- _ENTRIES SHOWN_
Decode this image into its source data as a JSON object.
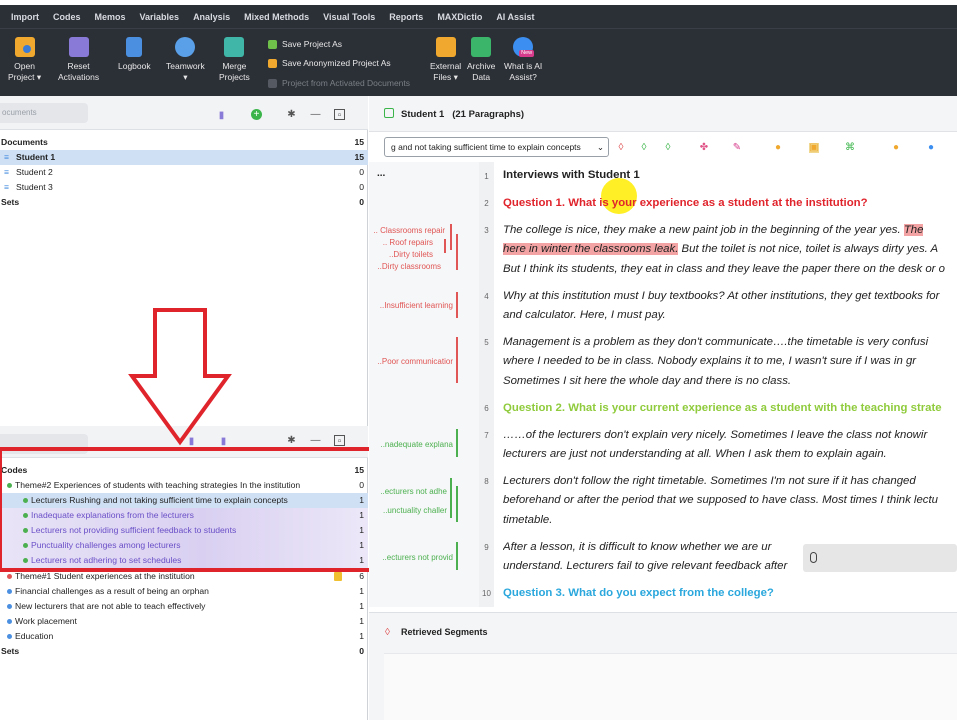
{
  "menu": [
    "Import",
    "Codes",
    "Memos",
    "Variables",
    "Analysis",
    "Mixed Methods",
    "Visual Tools",
    "Reports",
    "MAXDictio",
    "AI Assist"
  ],
  "ribbon": {
    "open_project": [
      "Open",
      "Project ▾"
    ],
    "reset_activations": [
      "Reset",
      "Activations"
    ],
    "logbook": "Logbook",
    "teamwork": [
      "Teamwork",
      "▾"
    ],
    "merge_projects": [
      "Merge",
      "Projects"
    ],
    "save_project_as": "Save Project As",
    "save_anonymized": "Save Anonymized Project As",
    "project_from_activated": "Project from Activated Documents",
    "external_files": [
      "External",
      "Files ▾"
    ],
    "archive_data": [
      "Archive",
      "Data"
    ],
    "ai_assist": [
      "What is AI",
      "Assist?"
    ],
    "new_badge": "New"
  },
  "documents": {
    "search_placeholder": "ocuments",
    "rows": [
      {
        "label": "Documents",
        "count": "15"
      },
      {
        "label": "Student 1",
        "count": "15"
      },
      {
        "label": "Student 2",
        "count": "0"
      },
      {
        "label": "Student 3",
        "count": "0"
      },
      {
        "label": "Sets",
        "count": "0"
      }
    ]
  },
  "codes": {
    "rows": [
      {
        "label": "Codes",
        "count": "15"
      },
      {
        "label": "Theme#2 Experiences of students with teaching strategies In the institution",
        "count": "0"
      },
      {
        "label": "Lecturers Rushing and not taking sufficient time to explain concepts",
        "count": "1"
      },
      {
        "label": "Inadequate explanations from the lecturers",
        "count": "1"
      },
      {
        "label": "Lecturers not providing sufficient feedback to students",
        "count": "1"
      },
      {
        "label": "Punctuality challenges among lecturers",
        "count": "1"
      },
      {
        "label": "Lecturers not adhering to set schedules",
        "count": "1"
      },
      {
        "label": "Theme#1 Student experiences at the institution",
        "count": "6"
      },
      {
        "label": "Financial challenges as a result of being an orphan",
        "count": "1"
      },
      {
        "label": "New lecturers that are not able to teach effectively",
        "count": "1"
      },
      {
        "label": "Work placement",
        "count": "1"
      },
      {
        "label": "Education",
        "count": "1"
      },
      {
        "label": "Sets",
        "count": "0"
      }
    ]
  },
  "browser": {
    "title": "Student 1",
    "paragraphs": "(21 Paragraphs)",
    "code_select": "g and not taking sufficient time to explain concepts",
    "ellipsis": "...",
    "retrieved_title": "Retrieved Segments"
  },
  "margin_codes": {
    "classrooms_repair": ".. Classrooms repair",
    "roof_repairs": ".. Roof repairs",
    "dirty_toilets": "..Dirty toilets",
    "dirty_classrooms": "..Dirty classrooms",
    "insufficient_learning": "..Insufficient learning",
    "poor_communication": "..Poor communicatior",
    "inadequate_explanation": "..nadequate explana",
    "lecturers_not_adhere": "..ecturers not adhe",
    "punctuality": "..unctuality challer",
    "lecturers_not_provid": "..ecturers not provid"
  },
  "text": {
    "n1": "1",
    "p1": "Interviews with Student 1",
    "n2": "2",
    "p2": "Question 1. What is your experience as a student at the institution?",
    "n3": "3",
    "p3a_pre": "The college is nice, they make a new paint job in the beginning of the year yes. ",
    "p3a_hl": "The",
    "p3b_hl": "here in winter the classrooms leak.",
    "p3b_post": " But the toilet is not nice, toilet is always dirty yes. A",
    "p3c": "But I think its students, they eat in class and they leave the paper there on the desk or o",
    "n4": "4",
    "p4a": "Why at this institution must I buy textbooks? At other institutions, they get textbooks for",
    "p4b": "and calculator. Here, I must pay.",
    "n5": "5",
    "p5a": " Management is a problem as they don't communicate….the timetable is very confusi",
    "p5b": "where I needed to be in class. Nobody explains it to me, I wasn't sure if I was in gr",
    "p5c": "Sometimes I sit here the whole day and there is no class.",
    "n6": "6",
    "p6": "Question 2. What is your current experience as a student with the teaching strate",
    "n7": "7",
    "p7a": "……of the lecturers don't explain very nicely. Sometimes I leave the class not knowir",
    "p7b": "lecturers are just not understanding at all. When I ask them to explain again.",
    "n8": "8",
    "p8a": "Lecturers don't follow the right timetable. Sometimes I'm not sure if it has changed",
    "p8b": "beforehand or after the period that we supposed to have class. Most times I think lectu",
    "p8c": "timetable.",
    "n9": "9",
    "p9a": "After a lesson, it is difficult to know whether we are ur",
    "p9b": "understand. Lecturers fail to give relevant feedback after",
    "n10": "10",
    "p10": "Question 3. What do you expect from the college?"
  },
  "colors": {
    "menubar": "#2b2f36",
    "red_frame": "#e0242c",
    "q1": "#e0242c",
    "q2": "#8fcb3c",
    "q3": "#2aa7dc",
    "highlight": "#f3a3a3"
  }
}
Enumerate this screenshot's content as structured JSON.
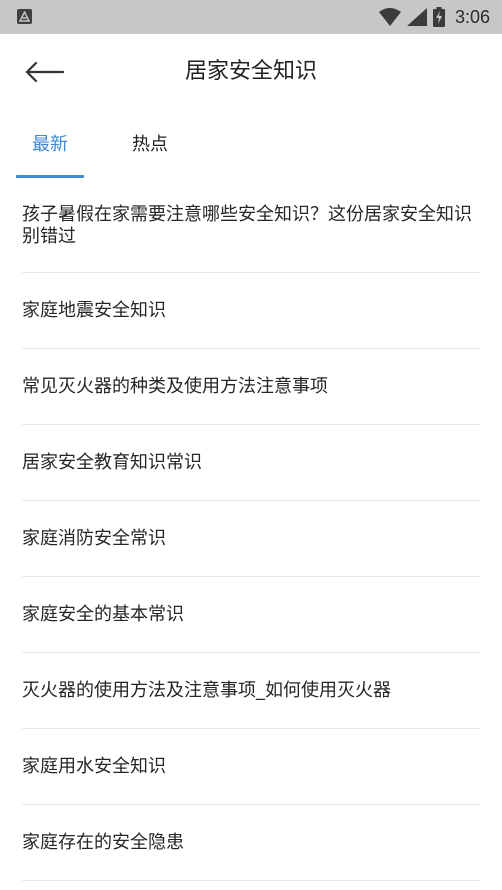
{
  "status_bar": {
    "time": "3:06",
    "icons": [
      "app-notification-icon",
      "wifi-icon",
      "cell-signal-icon",
      "battery-charging-icon"
    ]
  },
  "header": {
    "title": "居家安全知识",
    "back_icon": "arrow-left-icon"
  },
  "tabs": [
    {
      "label": "最新",
      "active": true
    },
    {
      "label": "热点",
      "active": false
    }
  ],
  "articles": [
    {
      "title": "孩子暑假在家需要注意哪些安全知识？这份居家安全知识别错过"
    },
    {
      "title": "家庭地震安全知识"
    },
    {
      "title": "常见灭火器的种类及使用方法注意事项"
    },
    {
      "title": "居家安全教育知识常识"
    },
    {
      "title": "家庭消防安全常识"
    },
    {
      "title": "家庭安全的基本常识"
    },
    {
      "title": "灭火器的使用方法及注意事项_如何使用灭火器"
    },
    {
      "title": "家庭用水安全知识"
    },
    {
      "title": "家庭存在的安全隐患"
    }
  ],
  "colors": {
    "accent": "#3e88d8",
    "status_bar": "#c7c7c7",
    "text": "#262626",
    "divider": "#e8e8e8"
  }
}
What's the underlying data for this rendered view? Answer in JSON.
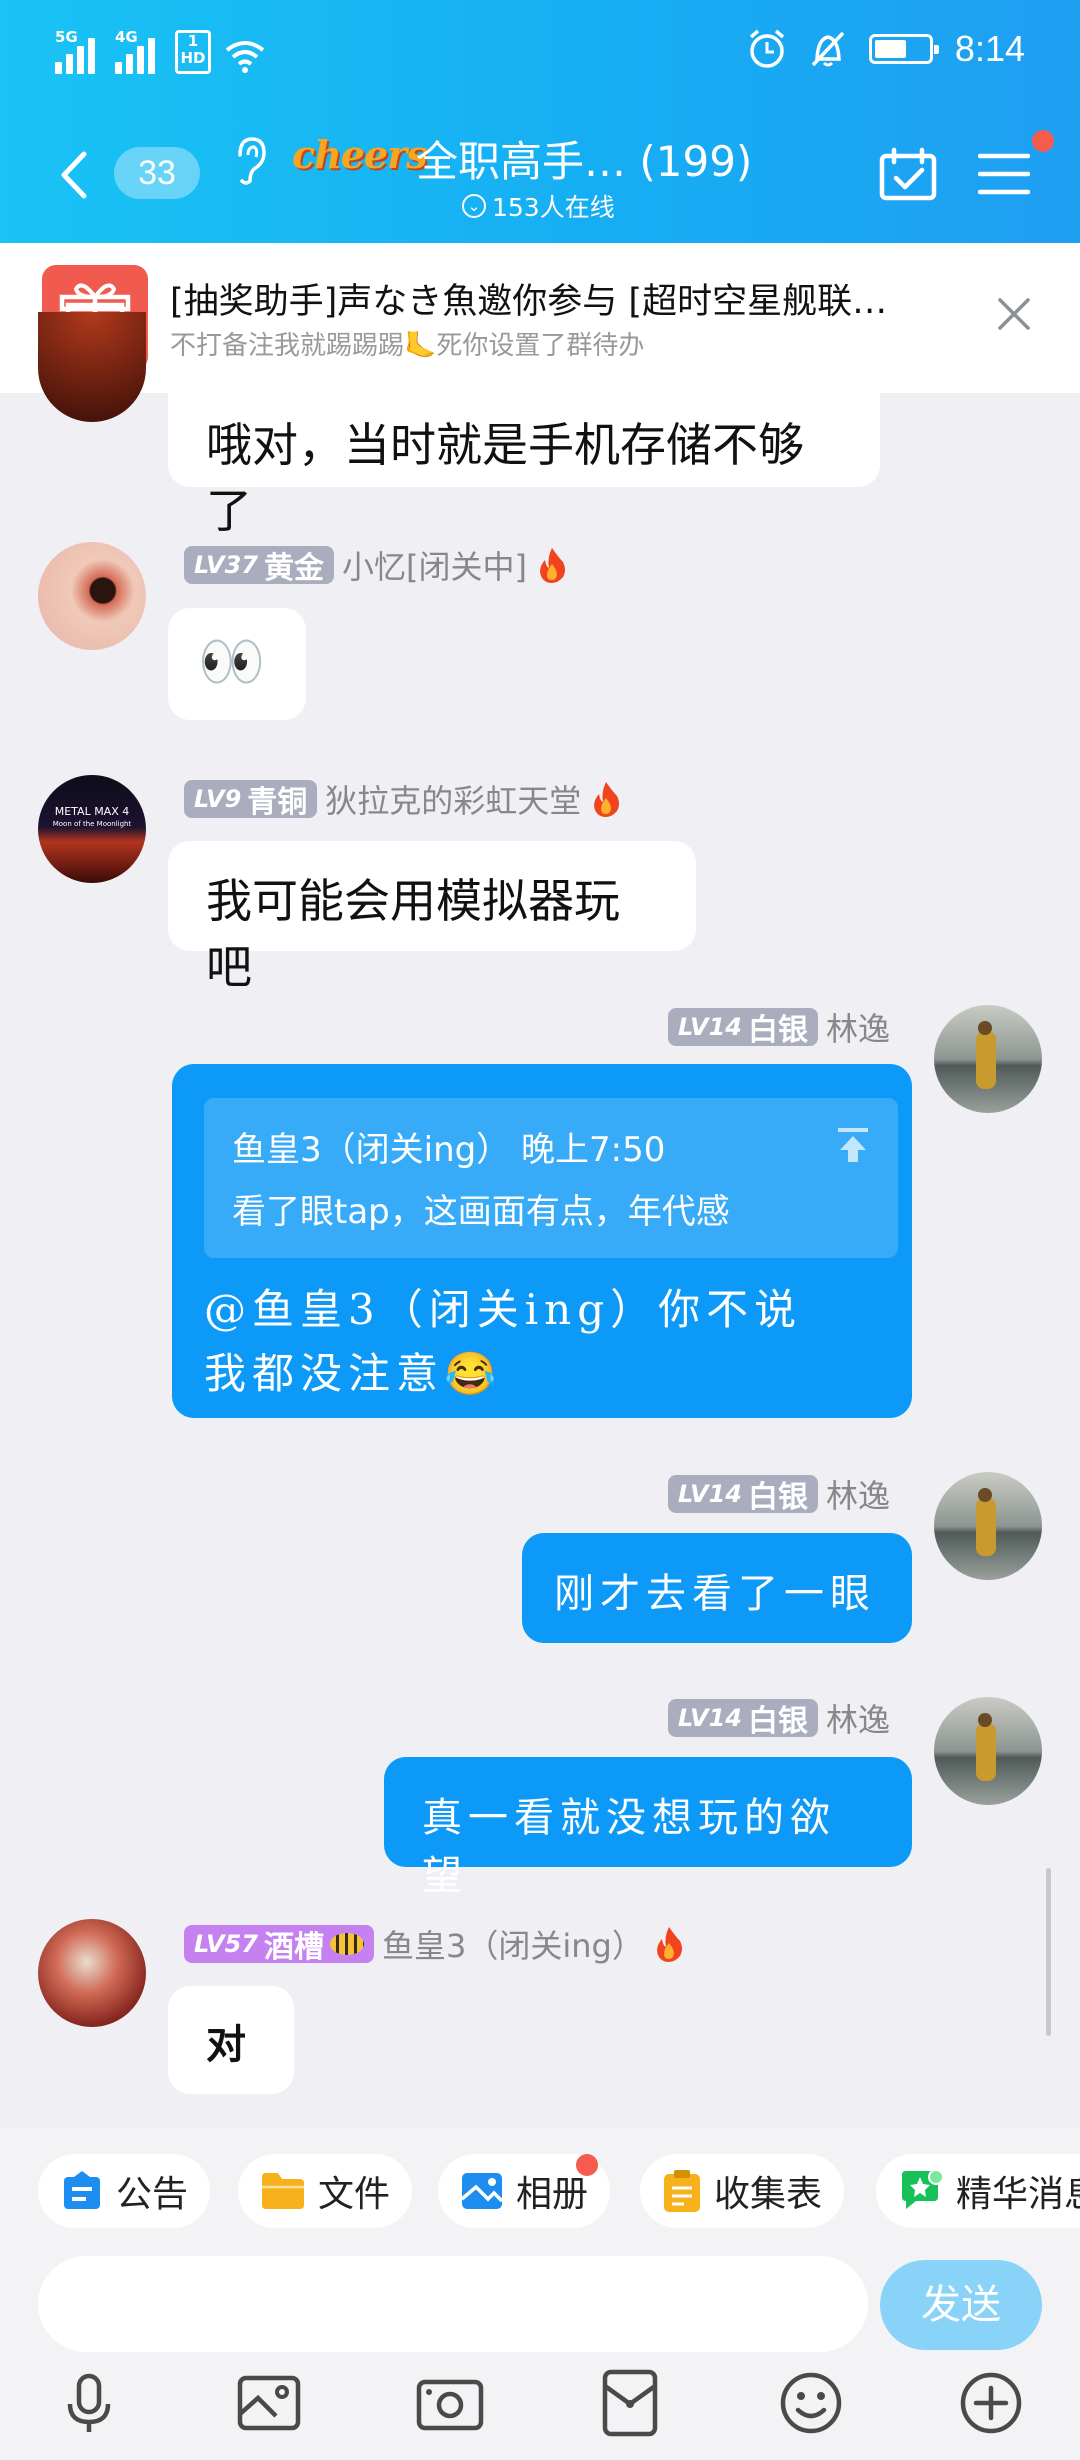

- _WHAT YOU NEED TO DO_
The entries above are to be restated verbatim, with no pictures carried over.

- _YOUR RESPONSE_
Decode this image into its source data as a JSON object.
{
  "menu": [
    "Import",
    "Codes",
    "Memos",
    "Variables",
    "Analysis",
    "Mixed Methods",
    "Visual Tools",
    "Reports",
    "MAXDictio",
    "AI Assist"
  ],
  "ribbon": {
    "open_project": [
      "Open",
      "Project ▾"
    ],
    "reset_activations": [
      "Reset",
      "Activations"
    ],
    "logbook": "Logbook",
    "teamwork": [
      "Teamwork",
      "▾"
    ],
    "merge_projects": [
      "Merge",
      "Projects"
    ],
    "save_project_as": "Save Project As",
    "save_anonymized": "Save Anonymized Project As",
    "project_from_activated": "Project from Activated Documents",
    "external_files": [
      "External",
      "Files ▾"
    ],
    "archive_data": [
      "Archive",
      "Data"
    ],
    "ai_assist": [
      "What is AI",
      "Assist?"
    ],
    "new_badge": "New"
  },
  "documents": {
    "search_placeholder": "ocuments",
    "rows": [
      {
        "label": "Documents",
        "count": "15"
      },
      {
        "label": "Student 1",
        "count": "15"
      },
      {
        "label": "Student 2",
        "count": "0"
      },
      {
        "label": "Student 3",
        "count": "0"
      },
      {
        "label": "Sets",
        "count": "0"
      }
    ]
  },
  "codes": {
    "rows": [
      {
        "label": "Codes",
        "count": "15"
      },
      {
        "label": "Theme#2 Experiences of students with teaching strategies In the institution",
        "count": "0"
      },
      {
        "label": "Lecturers Rushing and not taking sufficient time to explain concepts",
        "count": "1"
      },
      {
        "label": "Inadequate explanations from the lecturers",
        "count": "1"
      },
      {
        "label": "Lecturers not providing sufficient feedback to students",
        "count": "1"
      },
      {
        "label": "Punctuality challenges among lecturers",
        "count": "1"
      },
      {
        "label": "Lecturers not adhering to set schedules",
        "count": "1"
      },
      {
        "label": "Theme#1 Student experiences at the institution",
        "count": "6"
      },
      {
        "label": "Financial challenges as a result of being an orphan",
        "count": "1"
      },
      {
        "label": "New lecturers that are not able to teach effectively",
        "count": "1"
      },
      {
        "label": "Work placement",
        "count": "1"
      },
      {
        "label": "Education",
        "count": "1"
      },
      {
        "label": "Sets",
        "count": "0"
      }
    ]
  },
  "browser": {
    "title": "Student 1",
    "paragraphs": "(21 Paragraphs)",
    "code_select": "g and not taking sufficient time to explain concepts",
    "ellipsis": "...",
    "retrieved_title": "Retrieved Segments"
  },
  "margin_codes": {
    "classrooms_repair": ".. Classrooms repair",
    "roof_repairs": ".. Roof repairs",
    "dirty_toilets": "..Dirty toilets",
    "dirty_classrooms": "..Dirty classrooms",
    "insufficient_learning": "..Insufficient learning",
    "poor_communication": "..Poor communicatior",
    "inadequate_explanation": "..nadequate explana",
    "lecturers_not_adhere": "..ecturers not adhe",
    "punctuality": "..unctuality challer",
    "lecturers_not_provid": "..ecturers not provid"
  },
  "text": {
    "n1": "1",
    "p1": "Interviews with Student 1",
    "n2": "2",
    "p2": "Question 1. What is your experience as a student at the institution?",
    "n3": "3",
    "p3a_pre": "The college is nice, they make a new paint job in the beginning of the year yes. ",
    "p3a_hl": "The",
    "p3b_hl": "here in winter the classrooms leak.",
    "p3b_post": " But the toilet is not nice, toilet is always dirty yes. A",
    "p3c": "But I think its students, they eat in class and they leave the paper there on the desk or o",
    "n4": "4",
    "p4a": "Why at this institution must I buy textbooks? At other institutions, they get textbooks for",
    "p4b": "and calculator. Here, I must pay.",
    "n5": "5",
    "p5a": " Management is a problem as they don't communicate….the timetable is very confusi",
    "p5b": "where I needed to be in class. Nobody explains it to me, I wasn't sure if I was in gr",
    "p5c": "Sometimes I sit here the whole day and there is no class.",
    "n6": "6",
    "p6": "Question 2. What is your current experience as a student with the teaching strate",
    "n7": "7",
    "p7a": "……of the lecturers don't explain very nicely. Sometimes I leave the class not knowir",
    "p7b": "lecturers are just not understanding at all. When I ask them to explain again.",
    "n8": "8",
    "p8a": "Lecturers don't follow the right timetable. Sometimes I'm not sure if it has changed",
    "p8b": "beforehand or after the period that we supposed to have class. Most times I think lectu",
    "p8c": "timetable.",
    "n9": "9",
    "p9a": "After a lesson, it is difficult to know whether we are ur",
    "p9b": "understand. Lecturers fail to give relevant feedback after",
    "n10": "10",
    "p10": "Question 3. What do you expect from the college?"
  },
  "colors": {
    "menubar": "#2b2f36",
    "red_frame": "#e0242c",
    "q1": "#e0242c",
    "q2": "#8fcb3c",
    "q3": "#2aa7dc",
    "highlight": "#f3a3a3"
  }
}
Enumerate this screenshot's content as structured JSON.
{
  "status_bar": {
    "time": "3:06",
    "icons": [
      "app-notification-icon",
      "wifi-icon",
      "cell-signal-icon",
      "battery-charging-icon"
    ]
  },
  "header": {
    "title": "居家安全知识",
    "back_icon": "arrow-left-icon"
  },
  "tabs": [
    {
      "label": "最新",
      "active": true
    },
    {
      "label": "热点",
      "active": false
    }
  ],
  "articles": [
    {
      "title": "孩子暑假在家需要注意哪些安全知识？这份居家安全知识别错过"
    },
    {
      "title": "家庭地震安全知识"
    },
    {
      "title": "常见灭火器的种类及使用方法注意事项"
    },
    {
      "title": "居家安全教育知识常识"
    },
    {
      "title": "家庭消防安全常识"
    },
    {
      "title": "家庭安全的基本常识"
    },
    {
      "title": "灭火器的使用方法及注意事项_如何使用灭火器"
    },
    {
      "title": "家庭用水安全知识"
    },
    {
      "title": "家庭存在的安全隐患"
    }
  ],
  "colors": {
    "accent": "#3e88d8",
    "status_bar": "#c7c7c7",
    "text": "#262626",
    "divider": "#e8e8e8"
  }
}
What's the underlying data for this rendered view? Answer in JSON.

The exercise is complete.